Newspaper reporters are often on the front lines of the battlefor government openness, but any citizen could at some point feel aneed to draft themselves into a conflict over a matter important tothem.

When this happens, there should be no need to “fight city hall.”Instead, “city hall” – or county governments, school boards and allpublic entities for that matter – should readily surrender whateverpublic documents are sought or be eager to welcome citizens into anopen meeting to hear public discourse on important topics of theday.

The concept of easily accessible public records and openmeetings sounds simple, but the reality of the situation is that itis far from it.

Starting today, a series of stories compiled by the AssociatedPress in conjunction with the Mississippi Press Association andMCFOI highlights problems across the state regarding openness ingovernment.

The series looks at challenges some citizens have faced in theirpursuit of various government documents, problems with secrecyinvolving public meetings and, in a nod to today’s technologicalage, agencies’ efforts to make information available via theInternet. Also included is a story on government entities that goout of their way to “get it right” when it comes to public recordsand open meetings.

A number of bills have been introduced during this year’slegislative session to strengthen Mississippi open meetings andpublic records laws. Provisions in the various pieces oflegislation would hold government officials individuallyresponsible for open meetings violations, increase the penalty forpublic records violations, and one measure calls for the removalfrom office of those with repeated violations.

While some government entities understand their role as servantsof the taxpayers and that they operate on the public’s dime and actaccordingly, others unfortunately do not.

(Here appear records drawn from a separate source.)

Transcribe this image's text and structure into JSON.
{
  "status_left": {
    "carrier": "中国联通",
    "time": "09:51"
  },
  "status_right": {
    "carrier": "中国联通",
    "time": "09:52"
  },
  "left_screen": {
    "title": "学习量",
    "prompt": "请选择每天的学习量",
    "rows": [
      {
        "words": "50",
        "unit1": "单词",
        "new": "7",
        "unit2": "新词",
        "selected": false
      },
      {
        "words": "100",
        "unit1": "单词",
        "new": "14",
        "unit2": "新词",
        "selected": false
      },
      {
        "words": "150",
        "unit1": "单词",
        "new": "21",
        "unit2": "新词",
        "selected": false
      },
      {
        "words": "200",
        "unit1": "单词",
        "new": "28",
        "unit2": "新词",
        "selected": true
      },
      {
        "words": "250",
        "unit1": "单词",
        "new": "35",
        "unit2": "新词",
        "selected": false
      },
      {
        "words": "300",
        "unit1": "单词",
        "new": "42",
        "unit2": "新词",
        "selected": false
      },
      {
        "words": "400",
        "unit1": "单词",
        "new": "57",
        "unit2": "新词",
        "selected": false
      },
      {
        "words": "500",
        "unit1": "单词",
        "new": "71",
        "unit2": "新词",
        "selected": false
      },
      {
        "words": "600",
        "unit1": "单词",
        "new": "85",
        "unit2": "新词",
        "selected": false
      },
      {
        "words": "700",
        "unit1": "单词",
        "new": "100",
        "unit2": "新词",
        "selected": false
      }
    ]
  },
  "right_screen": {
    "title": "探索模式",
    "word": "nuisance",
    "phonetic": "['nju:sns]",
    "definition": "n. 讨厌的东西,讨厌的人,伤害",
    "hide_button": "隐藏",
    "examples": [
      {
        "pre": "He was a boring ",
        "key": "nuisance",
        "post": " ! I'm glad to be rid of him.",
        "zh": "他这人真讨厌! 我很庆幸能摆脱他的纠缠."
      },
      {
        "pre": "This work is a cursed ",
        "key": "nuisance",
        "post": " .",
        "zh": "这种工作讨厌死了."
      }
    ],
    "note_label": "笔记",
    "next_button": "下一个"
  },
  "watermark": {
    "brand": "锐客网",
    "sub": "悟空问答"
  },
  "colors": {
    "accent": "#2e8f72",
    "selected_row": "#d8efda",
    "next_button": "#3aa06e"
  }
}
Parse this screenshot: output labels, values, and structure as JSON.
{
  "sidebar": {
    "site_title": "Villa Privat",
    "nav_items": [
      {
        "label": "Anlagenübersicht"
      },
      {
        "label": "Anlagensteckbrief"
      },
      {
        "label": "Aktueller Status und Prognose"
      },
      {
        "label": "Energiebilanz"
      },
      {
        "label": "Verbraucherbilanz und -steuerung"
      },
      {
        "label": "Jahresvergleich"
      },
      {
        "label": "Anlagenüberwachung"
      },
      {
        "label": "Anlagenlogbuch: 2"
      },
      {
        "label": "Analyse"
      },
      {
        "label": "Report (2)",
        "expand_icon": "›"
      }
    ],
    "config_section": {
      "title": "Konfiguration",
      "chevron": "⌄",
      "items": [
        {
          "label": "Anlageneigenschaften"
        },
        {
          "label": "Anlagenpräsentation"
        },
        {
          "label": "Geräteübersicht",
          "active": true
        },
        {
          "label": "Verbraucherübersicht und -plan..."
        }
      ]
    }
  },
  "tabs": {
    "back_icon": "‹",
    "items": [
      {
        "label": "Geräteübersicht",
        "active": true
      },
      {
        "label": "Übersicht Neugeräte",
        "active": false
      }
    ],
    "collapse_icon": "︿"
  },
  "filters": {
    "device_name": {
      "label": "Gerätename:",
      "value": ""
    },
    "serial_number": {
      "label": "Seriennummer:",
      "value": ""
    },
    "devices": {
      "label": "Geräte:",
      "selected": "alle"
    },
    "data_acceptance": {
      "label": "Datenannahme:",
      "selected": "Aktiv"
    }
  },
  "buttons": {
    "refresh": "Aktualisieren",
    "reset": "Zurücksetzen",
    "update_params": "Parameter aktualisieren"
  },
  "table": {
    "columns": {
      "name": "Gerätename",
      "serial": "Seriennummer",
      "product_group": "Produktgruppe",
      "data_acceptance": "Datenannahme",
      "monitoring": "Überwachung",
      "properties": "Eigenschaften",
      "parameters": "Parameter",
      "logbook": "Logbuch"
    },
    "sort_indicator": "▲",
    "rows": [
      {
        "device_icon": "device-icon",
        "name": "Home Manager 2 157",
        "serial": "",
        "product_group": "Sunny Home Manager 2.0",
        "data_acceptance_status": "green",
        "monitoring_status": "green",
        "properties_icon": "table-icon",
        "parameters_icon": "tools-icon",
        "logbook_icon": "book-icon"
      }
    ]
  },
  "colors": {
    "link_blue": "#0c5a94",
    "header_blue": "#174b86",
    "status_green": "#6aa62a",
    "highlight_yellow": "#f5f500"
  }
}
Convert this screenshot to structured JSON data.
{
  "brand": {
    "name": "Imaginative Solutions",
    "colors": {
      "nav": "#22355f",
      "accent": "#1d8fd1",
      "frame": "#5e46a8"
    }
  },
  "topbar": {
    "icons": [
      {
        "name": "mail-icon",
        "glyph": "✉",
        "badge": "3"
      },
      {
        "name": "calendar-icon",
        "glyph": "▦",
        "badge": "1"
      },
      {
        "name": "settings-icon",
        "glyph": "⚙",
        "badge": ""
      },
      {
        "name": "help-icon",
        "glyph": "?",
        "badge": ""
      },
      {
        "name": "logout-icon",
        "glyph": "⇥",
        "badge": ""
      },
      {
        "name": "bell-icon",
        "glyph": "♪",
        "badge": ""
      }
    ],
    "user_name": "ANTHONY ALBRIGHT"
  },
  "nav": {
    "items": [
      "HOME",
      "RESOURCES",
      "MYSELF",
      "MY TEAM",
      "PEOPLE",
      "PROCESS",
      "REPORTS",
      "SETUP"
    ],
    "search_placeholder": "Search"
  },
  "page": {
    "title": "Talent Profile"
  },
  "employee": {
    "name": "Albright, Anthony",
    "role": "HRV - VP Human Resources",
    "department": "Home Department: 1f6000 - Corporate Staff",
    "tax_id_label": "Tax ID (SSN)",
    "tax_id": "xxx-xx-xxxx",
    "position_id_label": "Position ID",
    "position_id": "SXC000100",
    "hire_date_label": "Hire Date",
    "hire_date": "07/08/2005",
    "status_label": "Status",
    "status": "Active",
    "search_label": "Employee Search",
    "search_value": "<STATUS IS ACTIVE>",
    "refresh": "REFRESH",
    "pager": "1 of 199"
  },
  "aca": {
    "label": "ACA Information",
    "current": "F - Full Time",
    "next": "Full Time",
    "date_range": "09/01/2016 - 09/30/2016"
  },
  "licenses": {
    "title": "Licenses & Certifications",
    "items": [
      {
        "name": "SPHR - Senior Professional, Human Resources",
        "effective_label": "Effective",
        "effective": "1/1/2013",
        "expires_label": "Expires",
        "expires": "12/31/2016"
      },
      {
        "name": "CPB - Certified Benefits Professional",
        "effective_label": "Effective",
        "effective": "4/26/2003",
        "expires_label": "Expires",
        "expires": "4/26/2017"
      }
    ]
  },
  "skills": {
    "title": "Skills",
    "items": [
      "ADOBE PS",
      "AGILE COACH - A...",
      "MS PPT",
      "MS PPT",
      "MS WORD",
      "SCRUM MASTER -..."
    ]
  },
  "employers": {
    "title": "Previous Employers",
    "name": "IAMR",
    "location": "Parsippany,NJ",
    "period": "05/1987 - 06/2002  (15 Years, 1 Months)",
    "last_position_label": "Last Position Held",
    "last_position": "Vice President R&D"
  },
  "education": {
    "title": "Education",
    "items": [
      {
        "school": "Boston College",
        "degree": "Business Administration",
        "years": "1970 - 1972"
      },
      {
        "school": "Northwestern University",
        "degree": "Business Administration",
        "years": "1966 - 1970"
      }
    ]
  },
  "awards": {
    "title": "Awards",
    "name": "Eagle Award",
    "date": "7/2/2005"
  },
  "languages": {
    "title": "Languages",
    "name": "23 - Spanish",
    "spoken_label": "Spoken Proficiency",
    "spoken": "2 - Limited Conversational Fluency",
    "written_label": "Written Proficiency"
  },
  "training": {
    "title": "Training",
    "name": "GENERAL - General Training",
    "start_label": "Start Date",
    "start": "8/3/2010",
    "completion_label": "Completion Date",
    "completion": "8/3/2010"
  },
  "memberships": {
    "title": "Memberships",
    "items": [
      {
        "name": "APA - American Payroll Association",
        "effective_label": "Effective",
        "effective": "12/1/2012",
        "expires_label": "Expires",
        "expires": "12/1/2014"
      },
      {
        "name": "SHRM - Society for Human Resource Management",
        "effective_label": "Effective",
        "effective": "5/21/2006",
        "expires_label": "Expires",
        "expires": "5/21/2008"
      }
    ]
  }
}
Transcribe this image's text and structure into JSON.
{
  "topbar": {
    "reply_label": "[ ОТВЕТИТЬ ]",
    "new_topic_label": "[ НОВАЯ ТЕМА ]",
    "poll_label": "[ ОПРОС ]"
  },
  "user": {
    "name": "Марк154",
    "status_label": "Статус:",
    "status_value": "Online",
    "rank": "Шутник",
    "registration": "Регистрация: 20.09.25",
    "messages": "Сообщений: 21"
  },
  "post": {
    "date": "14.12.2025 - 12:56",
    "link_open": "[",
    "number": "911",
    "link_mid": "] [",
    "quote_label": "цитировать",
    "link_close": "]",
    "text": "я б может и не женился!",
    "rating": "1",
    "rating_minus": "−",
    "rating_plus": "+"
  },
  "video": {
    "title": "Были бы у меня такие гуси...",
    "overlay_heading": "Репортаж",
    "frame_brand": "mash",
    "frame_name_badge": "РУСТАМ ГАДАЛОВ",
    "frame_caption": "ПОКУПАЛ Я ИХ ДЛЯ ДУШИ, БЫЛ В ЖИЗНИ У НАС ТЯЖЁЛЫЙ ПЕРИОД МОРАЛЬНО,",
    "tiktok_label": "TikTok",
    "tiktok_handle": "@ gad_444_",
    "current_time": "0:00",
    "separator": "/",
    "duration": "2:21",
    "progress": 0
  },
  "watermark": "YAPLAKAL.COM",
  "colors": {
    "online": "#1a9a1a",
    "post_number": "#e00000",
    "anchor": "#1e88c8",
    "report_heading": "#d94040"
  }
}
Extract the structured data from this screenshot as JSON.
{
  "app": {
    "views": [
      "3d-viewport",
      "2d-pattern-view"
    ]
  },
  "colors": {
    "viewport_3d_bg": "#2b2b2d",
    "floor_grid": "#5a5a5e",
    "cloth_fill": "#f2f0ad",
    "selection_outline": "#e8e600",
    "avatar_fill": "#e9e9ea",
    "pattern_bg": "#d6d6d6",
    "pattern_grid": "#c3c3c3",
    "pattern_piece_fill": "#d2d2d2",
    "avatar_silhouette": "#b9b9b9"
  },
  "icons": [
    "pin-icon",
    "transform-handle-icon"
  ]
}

Shedding light on problems and crafting stronger enforcementlaws are the way to ensure that the public’s business is conductedin public as it should be – for all members of the public.